# Entries from a dataset of interfaces
━━━━━━━━━━━━━━━━━━━━━━━━━━━━━━
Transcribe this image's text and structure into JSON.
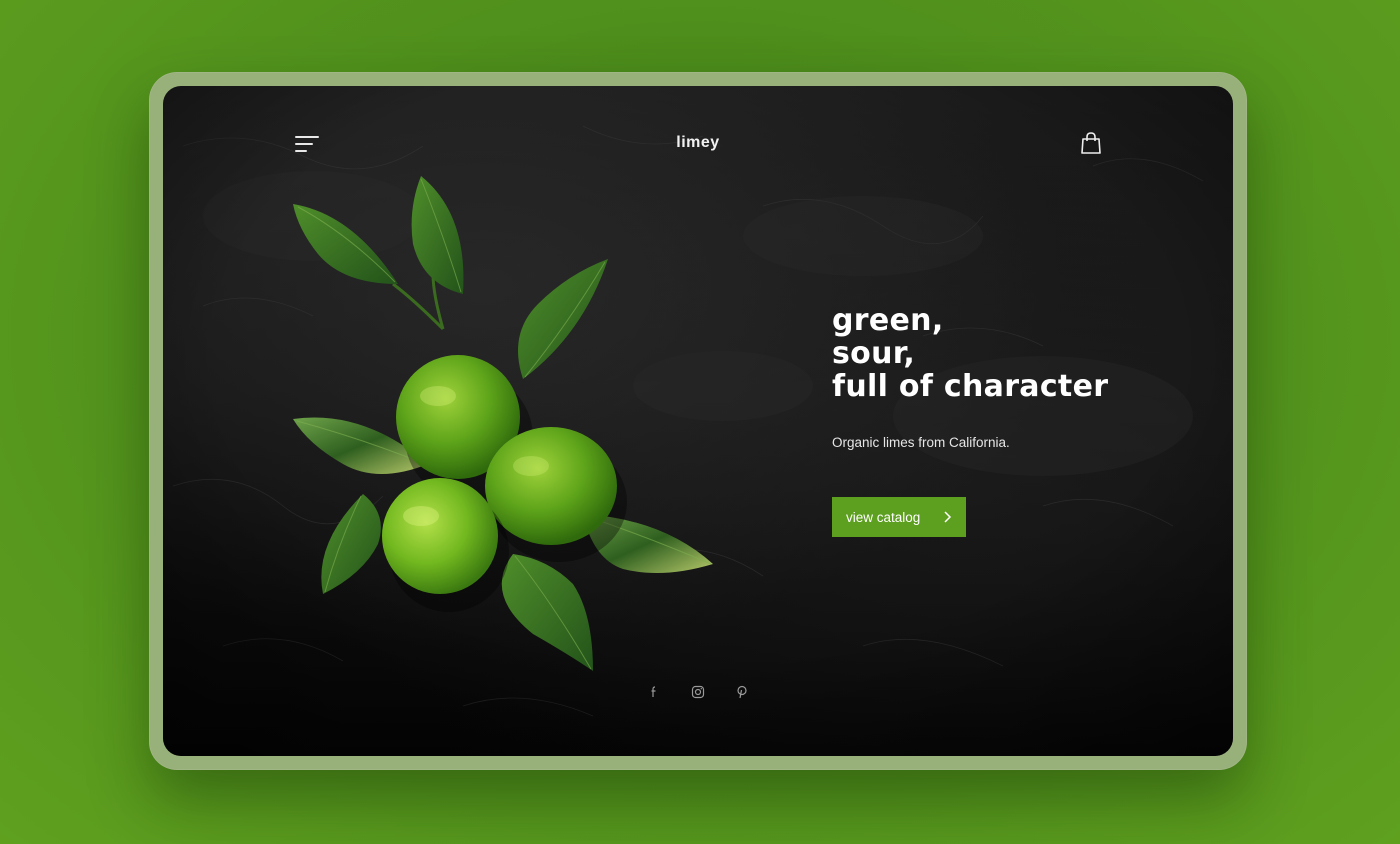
{
  "header": {
    "brand": "limey",
    "menu_icon": "hamburger-menu-icon",
    "cart_icon": "shopping-bag-icon"
  },
  "hero": {
    "headline_lines": [
      "green,",
      "sour,",
      "full of character"
    ],
    "subtext": "Organic limes from California.",
    "cta_label": "view catalog",
    "cta_icon": "chevron-right-icon"
  },
  "social": {
    "icons": [
      "facebook-icon",
      "instagram-icon",
      "pinterest-icon"
    ]
  },
  "colors": {
    "page_background": "#5a9a1e",
    "device_frame": "#98b07a",
    "screen_background": "#111111",
    "accent_button": "#5d9f1f",
    "text_primary": "#ffffff"
  }
}
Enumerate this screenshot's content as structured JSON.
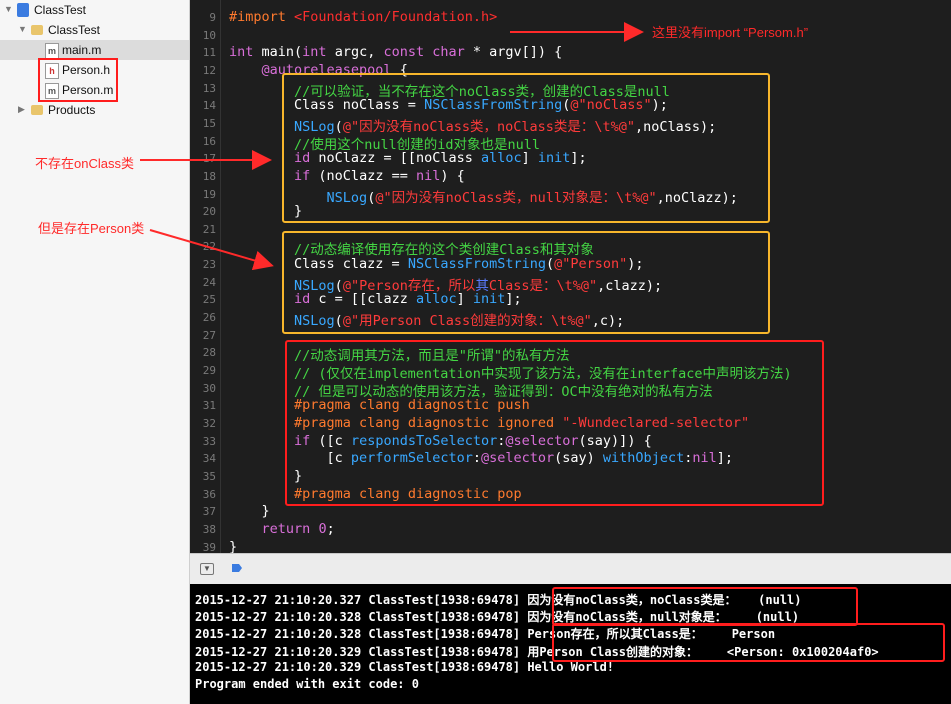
{
  "sidebar": {
    "project": "ClassTest",
    "group": "ClassTest",
    "files": [
      "main.m",
      "Person.h",
      "Person.m"
    ],
    "products": "Products"
  },
  "line_numbers": [
    "9",
    "10",
    "11",
    "12",
    "13",
    "14",
    "15",
    "16",
    "17",
    "18",
    "19",
    "20",
    "21",
    "22",
    "23",
    "24",
    "25",
    "26",
    "27",
    "28",
    "29",
    "30",
    "31",
    "32",
    "33",
    "34",
    "35",
    "36",
    "37",
    "38",
    "39"
  ],
  "code": [
    {
      "ln": "9",
      "spans": [
        {
          "t": "#import ",
          "c": "#ff7a2e"
        },
        {
          "t": "<Foundation/Foundation.h>",
          "c": "#ff2e2e"
        }
      ]
    },
    {
      "ln": "10",
      "spans": []
    },
    {
      "ln": "11",
      "spans": [
        {
          "t": "int",
          "c": "#d96fd9"
        },
        {
          "t": " main(",
          "c": "#ffffff"
        },
        {
          "t": "int",
          "c": "#d96fd9"
        },
        {
          "t": " argc, ",
          "c": "#ffffff"
        },
        {
          "t": "const char",
          "c": "#d96fd9"
        },
        {
          "t": " * argv[]) {",
          "c": "#ffffff"
        }
      ]
    },
    {
      "ln": "12",
      "spans": [
        {
          "t": "    "
        },
        {
          "t": "@autoreleasepool",
          "c": "#d96fd9"
        },
        {
          "t": " {",
          "c": "#ffffff"
        }
      ]
    },
    {
      "ln": "13",
      "spans": [
        {
          "t": "        "
        },
        {
          "t": "//可以验证，当不存在这个noClass类，创建的Class是null",
          "c": "#44d544"
        }
      ]
    },
    {
      "ln": "14",
      "spans": [
        {
          "t": "        Class noClass = ",
          "c": "#ffffff"
        },
        {
          "t": "NSClassFromString",
          "c": "#39a8ff"
        },
        {
          "t": "(",
          "c": "#ffffff"
        },
        {
          "t": "@\"noClass\"",
          "c": "#ff3b3b"
        },
        {
          "t": ");",
          "c": "#ffffff"
        }
      ]
    },
    {
      "ln": "15",
      "spans": [
        {
          "t": "        "
        },
        {
          "t": "NSLog",
          "c": "#39a8ff"
        },
        {
          "t": "(",
          "c": "#ffffff"
        },
        {
          "t": "@\"因为没有noClass类，noClass类是：\\t%@\"",
          "c": "#ff3b3b"
        },
        {
          "t": ",noClass);",
          "c": "#ffffff"
        }
      ]
    },
    {
      "ln": "16",
      "spans": [
        {
          "t": "        "
        },
        {
          "t": "//使用这个null创建的id对象也是null",
          "c": "#44d544"
        }
      ]
    },
    {
      "ln": "17",
      "spans": [
        {
          "t": "        "
        },
        {
          "t": "id",
          "c": "#d96fd9"
        },
        {
          "t": " noClazz = [[noClass ",
          "c": "#ffffff"
        },
        {
          "t": "alloc",
          "c": "#39a8ff"
        },
        {
          "t": "] ",
          "c": "#ffffff"
        },
        {
          "t": "init",
          "c": "#39a8ff"
        },
        {
          "t": "];",
          "c": "#ffffff"
        }
      ]
    },
    {
      "ln": "18",
      "spans": [
        {
          "t": "        "
        },
        {
          "t": "if",
          "c": "#d96fd9"
        },
        {
          "t": " (noClazz == ",
          "c": "#ffffff"
        },
        {
          "t": "nil",
          "c": "#d96fd9"
        },
        {
          "t": ") {",
          "c": "#ffffff"
        }
      ]
    },
    {
      "ln": "19",
      "spans": [
        {
          "t": "            "
        },
        {
          "t": "NSLog",
          "c": "#39a8ff"
        },
        {
          "t": "(",
          "c": "#ffffff"
        },
        {
          "t": "@\"因为没有noClass类，null对象是：\\t%@\"",
          "c": "#ff3b3b"
        },
        {
          "t": ",noClazz);",
          "c": "#ffffff"
        }
      ]
    },
    {
      "ln": "20",
      "spans": [
        {
          "t": "        }",
          "c": "#ffffff"
        }
      ]
    },
    {
      "ln": "21",
      "spans": []
    },
    {
      "ln": "22",
      "spans": [
        {
          "t": "        "
        },
        {
          "t": "//动态编译使用存在的这个类创建Class和其对象",
          "c": "#44d544"
        }
      ]
    },
    {
      "ln": "23",
      "spans": [
        {
          "t": "        Class clazz = ",
          "c": "#ffffff"
        },
        {
          "t": "NSClassFromString",
          "c": "#39a8ff"
        },
        {
          "t": "(",
          "c": "#ffffff"
        },
        {
          "t": "@\"Person\"",
          "c": "#ff3b3b"
        },
        {
          "t": ");",
          "c": "#ffffff"
        }
      ]
    },
    {
      "ln": "24",
      "spans": [
        {
          "t": "        "
        },
        {
          "t": "NSLog",
          "c": "#39a8ff"
        },
        {
          "t": "(",
          "c": "#ffffff"
        },
        {
          "t": "@\"Person存在，所以",
          "c": "#ff3b3b"
        },
        {
          "t": "其",
          "c": "#5a7bff"
        },
        {
          "t": "Class是：\\t%@\"",
          "c": "#ff3b3b"
        },
        {
          "t": ",clazz);",
          "c": "#ffffff"
        }
      ]
    },
    {
      "ln": "25",
      "spans": [
        {
          "t": "        "
        },
        {
          "t": "id",
          "c": "#d96fd9"
        },
        {
          "t": " c = [[clazz ",
          "c": "#ffffff"
        },
        {
          "t": "alloc",
          "c": "#39a8ff"
        },
        {
          "t": "] ",
          "c": "#ffffff"
        },
        {
          "t": "init",
          "c": "#39a8ff"
        },
        {
          "t": "];",
          "c": "#ffffff"
        }
      ]
    },
    {
      "ln": "26",
      "spans": [
        {
          "t": "        "
        },
        {
          "t": "NSLog",
          "c": "#39a8ff"
        },
        {
          "t": "(",
          "c": "#ffffff"
        },
        {
          "t": "@\"用Person Class创建的对象：\\t%@\"",
          "c": "#ff3b3b"
        },
        {
          "t": ",c);",
          "c": "#ffffff"
        }
      ]
    },
    {
      "ln": "27",
      "spans": []
    },
    {
      "ln": "28",
      "spans": [
        {
          "t": "        "
        },
        {
          "t": "//动态调用其方法，而且是\"所谓\"的私有方法",
          "c": "#44d544"
        }
      ]
    },
    {
      "ln": "29",
      "spans": [
        {
          "t": "        "
        },
        {
          "t": "// (仅仅在implementation中实现了该方法，没有在interface中声明该方法)",
          "c": "#44d544"
        }
      ]
    },
    {
      "ln": "30",
      "spans": [
        {
          "t": "        "
        },
        {
          "t": "// 但是可以动态的使用该方法，验证得到：OC中没有绝对的私有方法",
          "c": "#44d544"
        }
      ]
    },
    {
      "ln": "31",
      "spans": [
        {
          "t": "        "
        },
        {
          "t": "#pragma clang diagnostic push",
          "c": "#ff7a2e"
        }
      ]
    },
    {
      "ln": "32",
      "spans": [
        {
          "t": "        "
        },
        {
          "t": "#pragma clang diagnostic ignored ",
          "c": "#ff7a2e"
        },
        {
          "t": "\"-Wundeclared-selector\"",
          "c": "#ff3b3b"
        }
      ]
    },
    {
      "ln": "33",
      "spans": [
        {
          "t": "        "
        },
        {
          "t": "if",
          "c": "#d96fd9"
        },
        {
          "t": " ([c ",
          "c": "#ffffff"
        },
        {
          "t": "respondsToSelector",
          "c": "#39a8ff"
        },
        {
          "t": ":",
          "c": "#ffffff"
        },
        {
          "t": "@selector",
          "c": "#d96fd9"
        },
        {
          "t": "(say)]) {",
          "c": "#ffffff"
        }
      ]
    },
    {
      "ln": "34",
      "spans": [
        {
          "t": "            [c ",
          "c": "#ffffff"
        },
        {
          "t": "performSelector",
          "c": "#39a8ff"
        },
        {
          "t": ":",
          "c": "#ffffff"
        },
        {
          "t": "@selector",
          "c": "#d96fd9"
        },
        {
          "t": "(say) ",
          "c": "#ffffff"
        },
        {
          "t": "withObject",
          "c": "#39a8ff"
        },
        {
          "t": ":",
          "c": "#ffffff"
        },
        {
          "t": "nil",
          "c": "#d96fd9"
        },
        {
          "t": "];",
          "c": "#ffffff"
        }
      ]
    },
    {
      "ln": "35",
      "spans": [
        {
          "t": "        }",
          "c": "#ffffff"
        }
      ]
    },
    {
      "ln": "36",
      "spans": [
        {
          "t": "        "
        },
        {
          "t": "#pragma clang diagnostic pop",
          "c": "#ff7a2e"
        }
      ]
    },
    {
      "ln": "37",
      "spans": [
        {
          "t": "    }",
          "c": "#ffffff"
        }
      ]
    },
    {
      "ln": "38",
      "spans": [
        {
          "t": "    "
        },
        {
          "t": "return",
          "c": "#d96fd9"
        },
        {
          "t": " ",
          "c": "#ffffff"
        },
        {
          "t": "0",
          "c": "#d96fd9"
        },
        {
          "t": ";",
          "c": "#ffffff"
        }
      ]
    },
    {
      "ln": "39",
      "spans": [
        {
          "t": "}",
          "c": "#ffffff"
        }
      ]
    }
  ],
  "annotations": {
    "no_import": "这里没有import “Persom.h”",
    "no_class": "不存在onClass类",
    "has_person": "但是存在Person类"
  },
  "console": [
    "2015-12-27 21:10:20.327 ClassTest[1938:69478] 因为没有noClass类，noClass类是：   (null)",
    "2015-12-27 21:10:20.328 ClassTest[1938:69478] 因为没有noClass类，null对象是：    (null)",
    "2015-12-27 21:10:20.328 ClassTest[1938:69478] Person存在，所以其Class是：    Person",
    "2015-12-27 21:10:20.329 ClassTest[1938:69478] 用Person Class创建的对象：    <Person: 0x100204af0>",
    "2015-12-27 21:10:20.329 ClassTest[1938:69478] Hello World!",
    "Program ended with exit code: 0"
  ],
  "colors": {
    "comment": "#44d544",
    "keyword": "#d96fd9",
    "function": "#39a8ff",
    "string": "#ff3b3b",
    "preprocessor": "#ff7a2e",
    "annotation": "#ff2a2a",
    "yellow_box": "#f7b62c"
  }
}
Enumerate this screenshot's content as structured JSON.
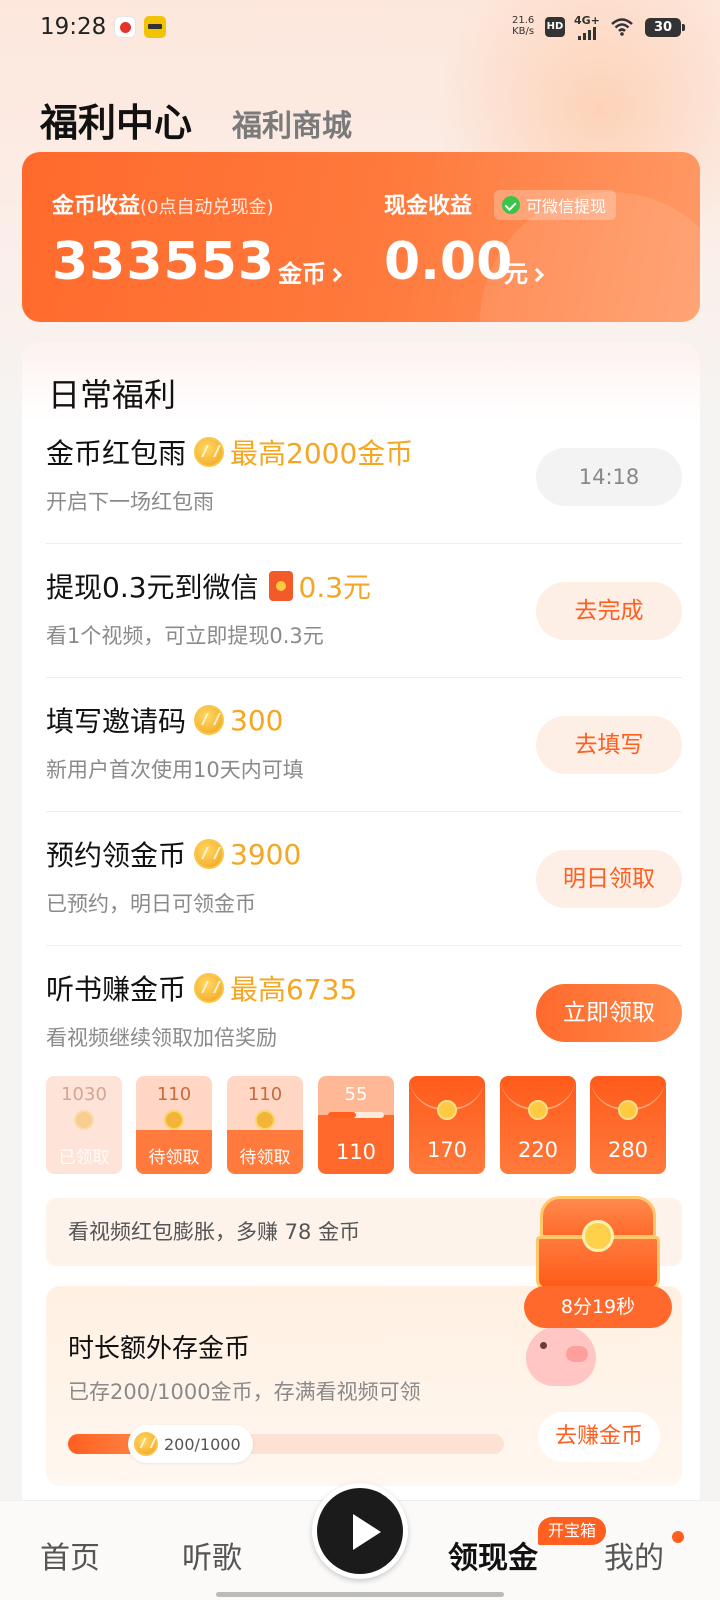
{
  "status_bar": {
    "time": "19:28",
    "net_speed": "21.6",
    "net_unit": "KB/s",
    "hd": "HD",
    "signal": "4G+",
    "battery": "30"
  },
  "header": {
    "tabs": [
      "福利中心",
      "福利商城"
    ]
  },
  "earnings": {
    "coin_title": "金币收益",
    "coin_note": "(0点自动兑现金)",
    "coin_value": "333553",
    "coin_unit": "金币",
    "cash_title": "现金收益",
    "wechat_badge": "可微信提现",
    "cash_value": "0.00",
    "cash_unit": "元"
  },
  "daily": {
    "title": "日常福利",
    "tasks": [
      {
        "title": "金币红包雨",
        "reward": "最高2000金币",
        "sub": "开启下一场红包雨",
        "button": "14:18",
        "icon": "coin-icon"
      },
      {
        "title": "提现0.3元到微信",
        "reward": "0.3元",
        "sub": "看1个视频，可立即提现0.3元",
        "button": "去完成",
        "icon": "red-packet-icon"
      },
      {
        "title": "填写邀请码",
        "reward": "300",
        "sub": "新用户首次使用10天内可填",
        "button": "去填写",
        "icon": "coin-icon"
      },
      {
        "title": "预约领金币",
        "reward": "3900",
        "sub": "已预约，明日可领金币",
        "button": "明日领取",
        "icon": "coin-icon"
      },
      {
        "title": "听书赚金币",
        "reward": "最高6735",
        "sub": "看视频继续领取加倍奖励",
        "button": "立即领取",
        "icon": "coin-icon"
      }
    ],
    "envelopes": [
      {
        "amount": "1030",
        "label": "已领取",
        "state": "done"
      },
      {
        "amount": "110",
        "label": "待领取",
        "state": "wait"
      },
      {
        "amount": "110",
        "label": "待领取",
        "state": "wait"
      },
      {
        "amount": "55",
        "label": "110",
        "state": "now",
        "progress": 0.5
      },
      {
        "amount": "",
        "label": "170",
        "state": "future"
      },
      {
        "amount": "",
        "label": "220",
        "state": "future"
      },
      {
        "amount": "",
        "label": "280",
        "state": "future"
      }
    ],
    "boost_text": "看视频红包膨胀，多赚 78 金币",
    "storage": {
      "title": "时长额外存金币",
      "sub": "已存200/1000金币，存满看视频可领",
      "progress_text": "200/1000",
      "progress": 0.2,
      "button": "去赚金币"
    }
  },
  "chest": {
    "timer": "8分19秒"
  },
  "nav": {
    "items": [
      "首页",
      "听歌",
      "领现金",
      "我的"
    ],
    "badge": "开宝箱",
    "active": "领现金"
  },
  "colors": {
    "accent": "#ff6a2c",
    "reward": "#f5a623"
  }
}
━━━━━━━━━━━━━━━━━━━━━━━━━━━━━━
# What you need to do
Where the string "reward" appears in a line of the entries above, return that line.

# Exercise response
        "reward": "最高2000金币",
        "reward": "0.3元",
        "reward": "300",
        "reward": "3900",
        "reward": "最高6735",
    "reward": "#f5a623"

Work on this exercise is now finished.